But it hasn't always been this way on the island.

In the '60s and '70s, Puerto Rico was a luxury getaway for everyone from John F. Kennedy to Ava Gardner, sparking a new age of development on the island that was once considered a bright spot of Latin American development. Now, youth unemployment sits at 28 percent, twice what it is on the mainland U.S. The island also has a mean income of $19,000, which is just over half the mainland's poorest state, Mississippi.

In 2014, 84,000 people left Puerto Rico, a net migration of two percent of the population in just a year. Meanwhile, the island has the most Walmarts and Walgreens per square mile in the world.

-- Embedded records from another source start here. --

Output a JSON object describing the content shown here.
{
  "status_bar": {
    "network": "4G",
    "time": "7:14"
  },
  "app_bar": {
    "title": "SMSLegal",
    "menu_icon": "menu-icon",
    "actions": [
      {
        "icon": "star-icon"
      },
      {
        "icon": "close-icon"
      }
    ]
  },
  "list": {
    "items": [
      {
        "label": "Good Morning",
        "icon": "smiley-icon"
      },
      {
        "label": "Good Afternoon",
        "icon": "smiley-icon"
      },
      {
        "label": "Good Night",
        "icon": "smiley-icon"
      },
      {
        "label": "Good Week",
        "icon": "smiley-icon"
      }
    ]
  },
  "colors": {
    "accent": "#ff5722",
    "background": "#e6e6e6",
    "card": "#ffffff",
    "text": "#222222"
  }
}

Miriam Ramirez, who served in the Puerto Rican senate between 2000 and 2004, and is now a federal affairs and health consultant, discusses how Puerto Rico found itself in today's situation.